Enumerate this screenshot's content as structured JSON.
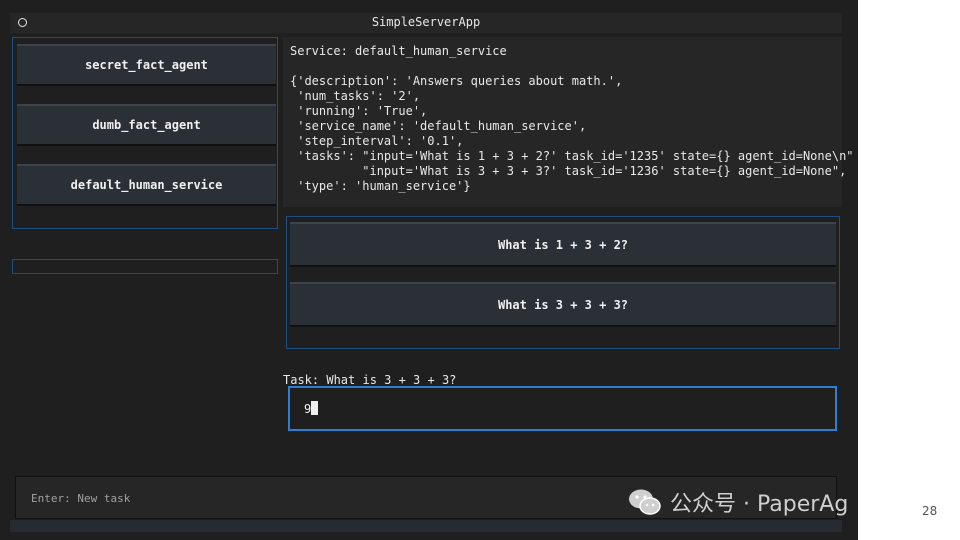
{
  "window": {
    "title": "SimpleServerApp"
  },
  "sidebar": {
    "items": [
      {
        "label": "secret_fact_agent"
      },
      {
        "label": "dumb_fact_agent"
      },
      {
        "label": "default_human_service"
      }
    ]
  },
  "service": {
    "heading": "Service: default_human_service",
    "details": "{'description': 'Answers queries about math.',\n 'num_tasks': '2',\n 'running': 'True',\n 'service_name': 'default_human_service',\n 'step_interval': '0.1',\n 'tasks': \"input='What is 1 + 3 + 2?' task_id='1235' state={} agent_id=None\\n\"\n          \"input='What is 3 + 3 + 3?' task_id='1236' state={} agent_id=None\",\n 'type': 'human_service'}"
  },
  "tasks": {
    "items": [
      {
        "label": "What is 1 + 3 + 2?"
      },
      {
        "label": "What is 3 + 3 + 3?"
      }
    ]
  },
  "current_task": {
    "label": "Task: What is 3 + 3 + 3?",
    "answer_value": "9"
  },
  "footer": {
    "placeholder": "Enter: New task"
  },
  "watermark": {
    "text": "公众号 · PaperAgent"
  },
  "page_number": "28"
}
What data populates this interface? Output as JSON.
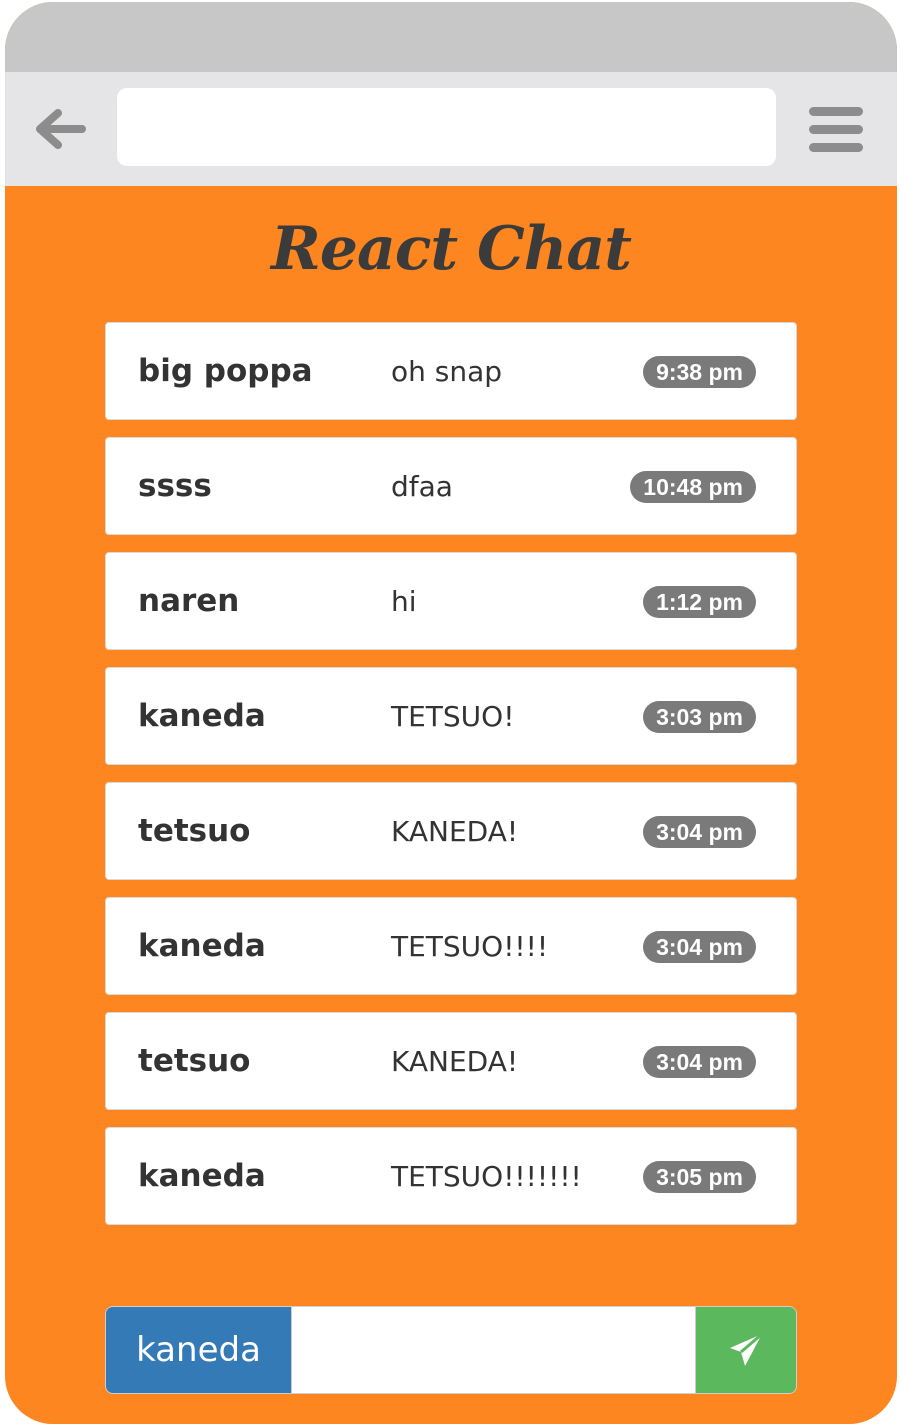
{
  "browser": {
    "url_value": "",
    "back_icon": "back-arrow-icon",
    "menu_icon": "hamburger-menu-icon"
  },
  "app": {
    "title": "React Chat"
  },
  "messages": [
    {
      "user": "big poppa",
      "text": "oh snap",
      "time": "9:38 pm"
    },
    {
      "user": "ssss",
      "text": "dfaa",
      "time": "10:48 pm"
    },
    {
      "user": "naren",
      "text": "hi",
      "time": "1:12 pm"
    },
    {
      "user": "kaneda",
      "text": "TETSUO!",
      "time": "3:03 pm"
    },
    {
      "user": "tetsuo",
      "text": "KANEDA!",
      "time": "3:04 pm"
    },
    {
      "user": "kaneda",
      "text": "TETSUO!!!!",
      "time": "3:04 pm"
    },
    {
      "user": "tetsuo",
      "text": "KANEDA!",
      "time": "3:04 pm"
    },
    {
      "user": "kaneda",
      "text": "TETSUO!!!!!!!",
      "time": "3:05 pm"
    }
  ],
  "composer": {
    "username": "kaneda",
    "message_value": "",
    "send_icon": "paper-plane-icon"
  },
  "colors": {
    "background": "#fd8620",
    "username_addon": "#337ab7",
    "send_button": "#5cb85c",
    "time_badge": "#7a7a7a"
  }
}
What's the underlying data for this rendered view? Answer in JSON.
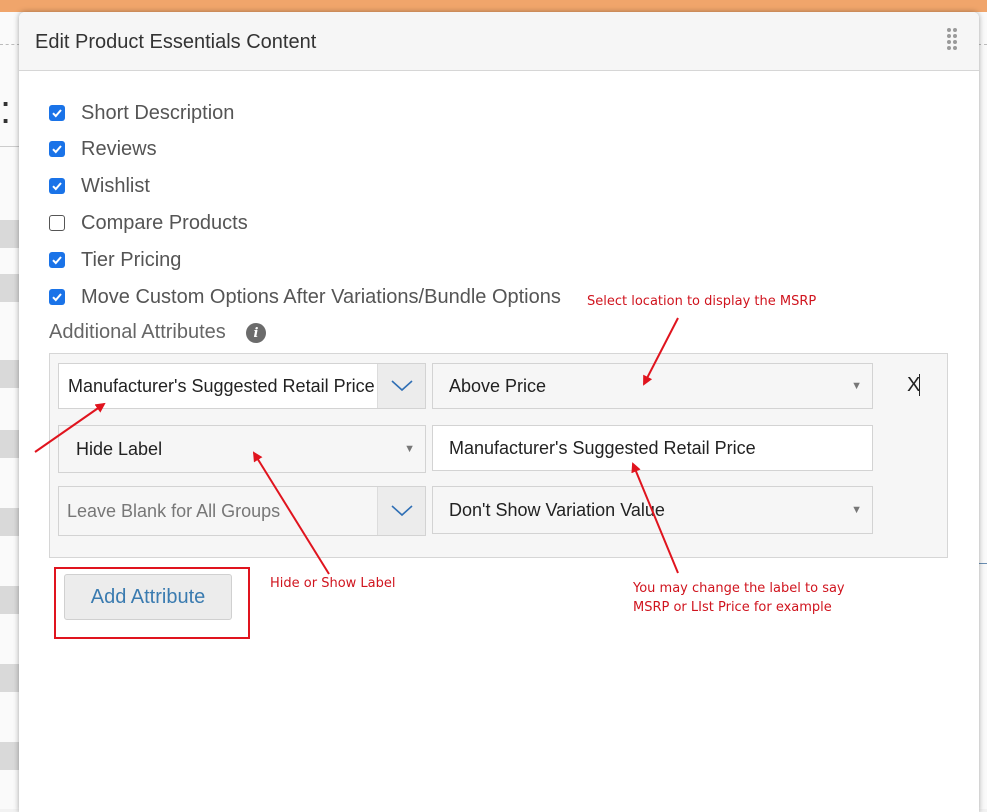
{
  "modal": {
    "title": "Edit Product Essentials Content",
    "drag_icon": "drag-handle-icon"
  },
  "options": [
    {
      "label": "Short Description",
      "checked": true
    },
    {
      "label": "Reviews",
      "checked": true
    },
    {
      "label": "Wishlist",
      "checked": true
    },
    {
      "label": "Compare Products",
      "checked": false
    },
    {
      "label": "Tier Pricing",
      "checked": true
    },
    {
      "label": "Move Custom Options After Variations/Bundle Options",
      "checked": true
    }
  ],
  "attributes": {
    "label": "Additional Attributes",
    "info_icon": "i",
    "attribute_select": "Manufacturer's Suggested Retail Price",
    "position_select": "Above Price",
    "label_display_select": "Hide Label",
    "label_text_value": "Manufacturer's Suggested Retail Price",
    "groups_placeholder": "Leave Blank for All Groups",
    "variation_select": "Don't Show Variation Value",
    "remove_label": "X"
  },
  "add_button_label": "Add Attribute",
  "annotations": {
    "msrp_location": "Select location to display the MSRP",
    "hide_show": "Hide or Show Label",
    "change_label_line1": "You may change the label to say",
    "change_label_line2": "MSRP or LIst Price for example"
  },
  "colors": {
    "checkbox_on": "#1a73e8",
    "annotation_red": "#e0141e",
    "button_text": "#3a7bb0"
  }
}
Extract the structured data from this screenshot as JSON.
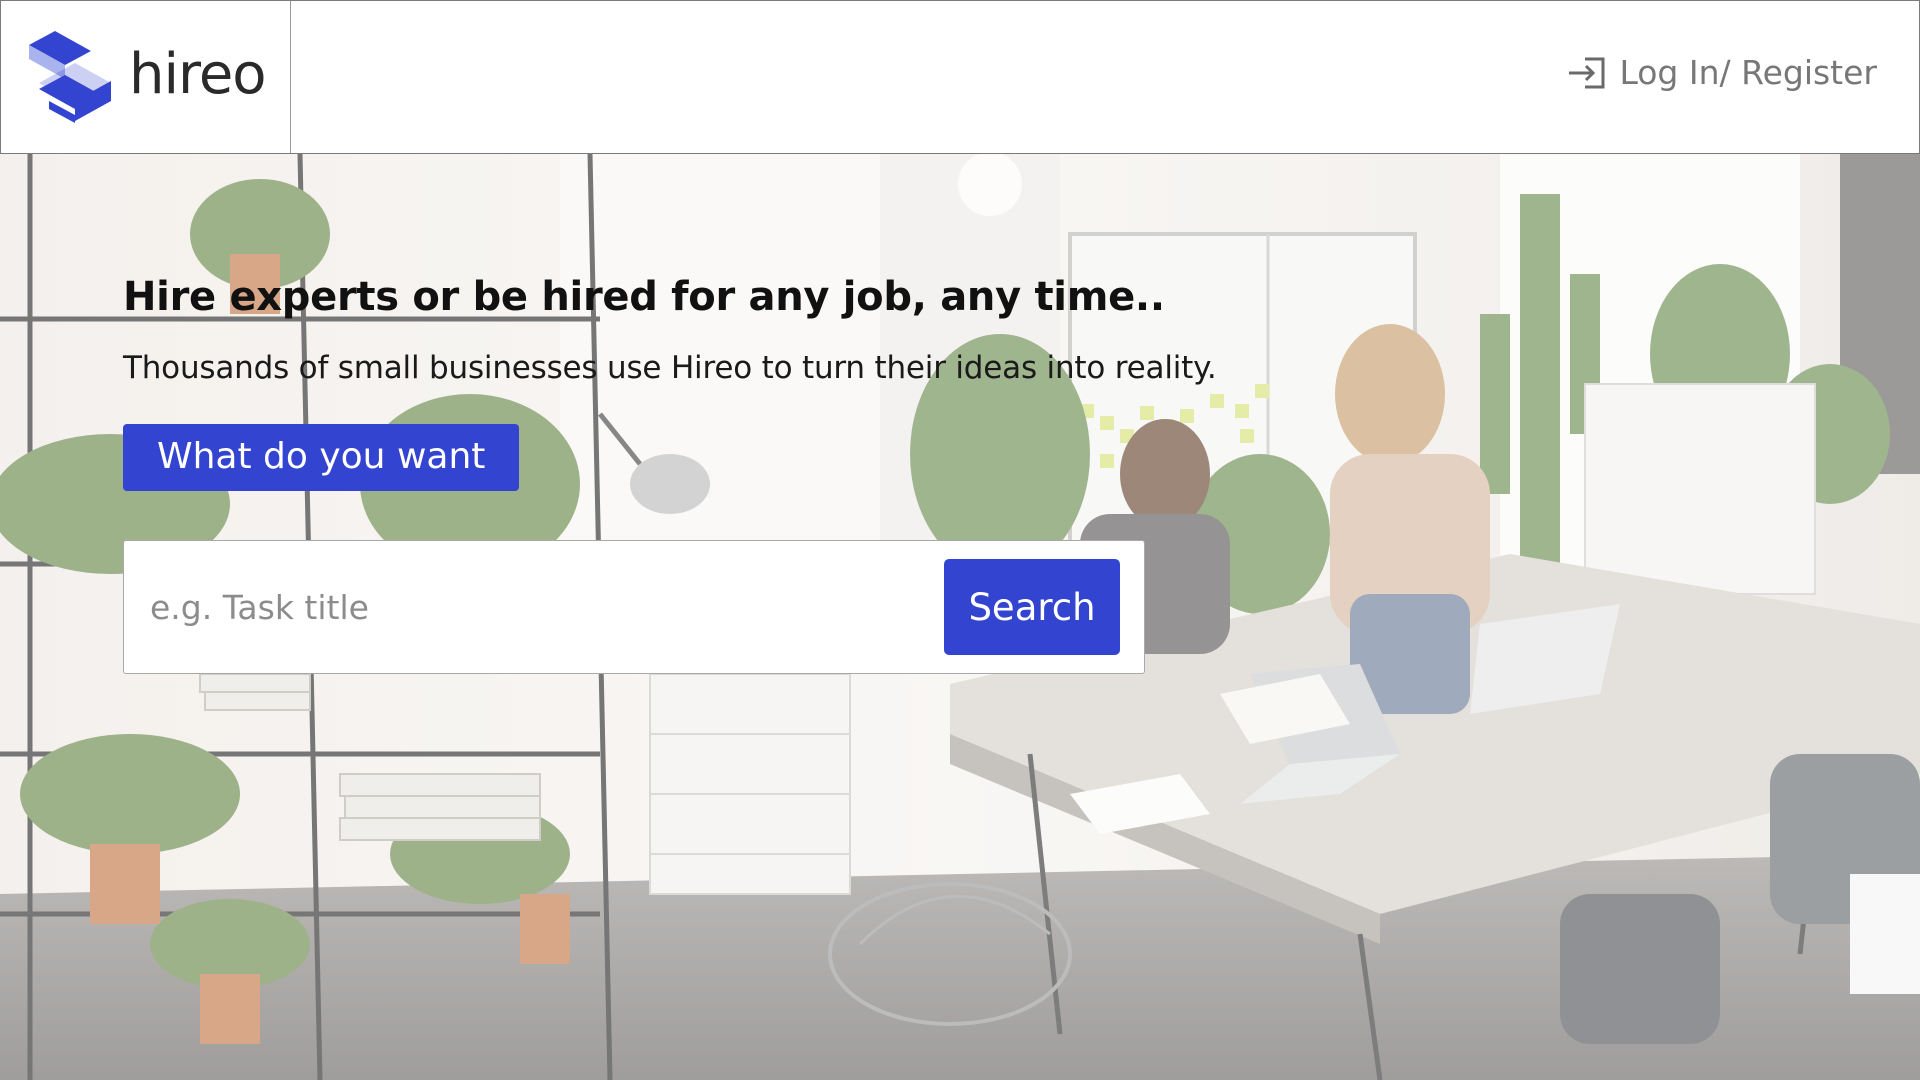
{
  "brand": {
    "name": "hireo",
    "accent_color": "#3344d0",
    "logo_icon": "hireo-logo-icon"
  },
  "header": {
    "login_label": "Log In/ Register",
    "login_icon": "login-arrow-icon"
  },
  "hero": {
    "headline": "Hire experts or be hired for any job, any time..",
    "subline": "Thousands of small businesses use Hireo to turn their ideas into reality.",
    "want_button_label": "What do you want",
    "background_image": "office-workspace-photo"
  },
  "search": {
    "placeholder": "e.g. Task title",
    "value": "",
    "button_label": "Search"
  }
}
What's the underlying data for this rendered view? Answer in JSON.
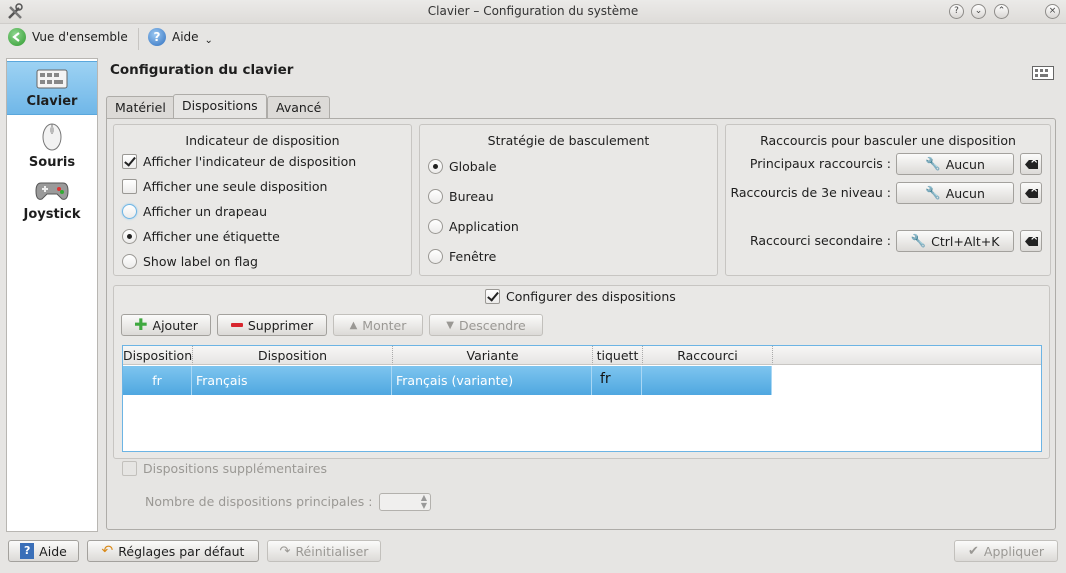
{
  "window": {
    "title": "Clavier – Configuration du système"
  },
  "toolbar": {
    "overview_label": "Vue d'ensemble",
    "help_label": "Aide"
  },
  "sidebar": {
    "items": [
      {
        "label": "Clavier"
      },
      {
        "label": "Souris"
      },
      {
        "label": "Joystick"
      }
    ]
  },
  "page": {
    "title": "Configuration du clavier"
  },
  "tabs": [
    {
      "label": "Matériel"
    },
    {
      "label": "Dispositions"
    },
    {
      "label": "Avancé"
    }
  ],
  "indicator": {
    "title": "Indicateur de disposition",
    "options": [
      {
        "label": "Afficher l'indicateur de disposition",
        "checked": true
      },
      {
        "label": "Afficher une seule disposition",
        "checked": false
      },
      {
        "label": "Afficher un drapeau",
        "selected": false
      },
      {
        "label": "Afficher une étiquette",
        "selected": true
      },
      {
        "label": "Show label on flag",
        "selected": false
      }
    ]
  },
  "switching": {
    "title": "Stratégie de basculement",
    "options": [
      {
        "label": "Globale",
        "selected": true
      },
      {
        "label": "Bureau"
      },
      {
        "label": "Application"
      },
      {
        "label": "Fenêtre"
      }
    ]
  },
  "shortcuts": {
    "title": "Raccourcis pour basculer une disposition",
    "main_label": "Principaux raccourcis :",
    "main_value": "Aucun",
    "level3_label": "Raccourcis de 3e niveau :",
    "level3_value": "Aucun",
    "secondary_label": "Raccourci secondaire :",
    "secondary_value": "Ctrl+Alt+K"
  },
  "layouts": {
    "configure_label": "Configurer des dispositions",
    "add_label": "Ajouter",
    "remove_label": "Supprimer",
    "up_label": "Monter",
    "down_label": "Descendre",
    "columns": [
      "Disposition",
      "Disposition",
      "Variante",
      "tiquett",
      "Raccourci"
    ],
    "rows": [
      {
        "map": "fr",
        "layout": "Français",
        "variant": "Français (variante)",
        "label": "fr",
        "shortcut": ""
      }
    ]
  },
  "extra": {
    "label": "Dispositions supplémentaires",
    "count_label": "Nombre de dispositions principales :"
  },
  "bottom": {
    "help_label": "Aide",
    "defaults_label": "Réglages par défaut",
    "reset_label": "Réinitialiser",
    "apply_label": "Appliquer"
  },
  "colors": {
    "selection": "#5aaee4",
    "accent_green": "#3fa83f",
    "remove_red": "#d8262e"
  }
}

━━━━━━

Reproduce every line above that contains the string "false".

Reply:
      "checked": false
        "checked": false
        "selected": false
        "selected": false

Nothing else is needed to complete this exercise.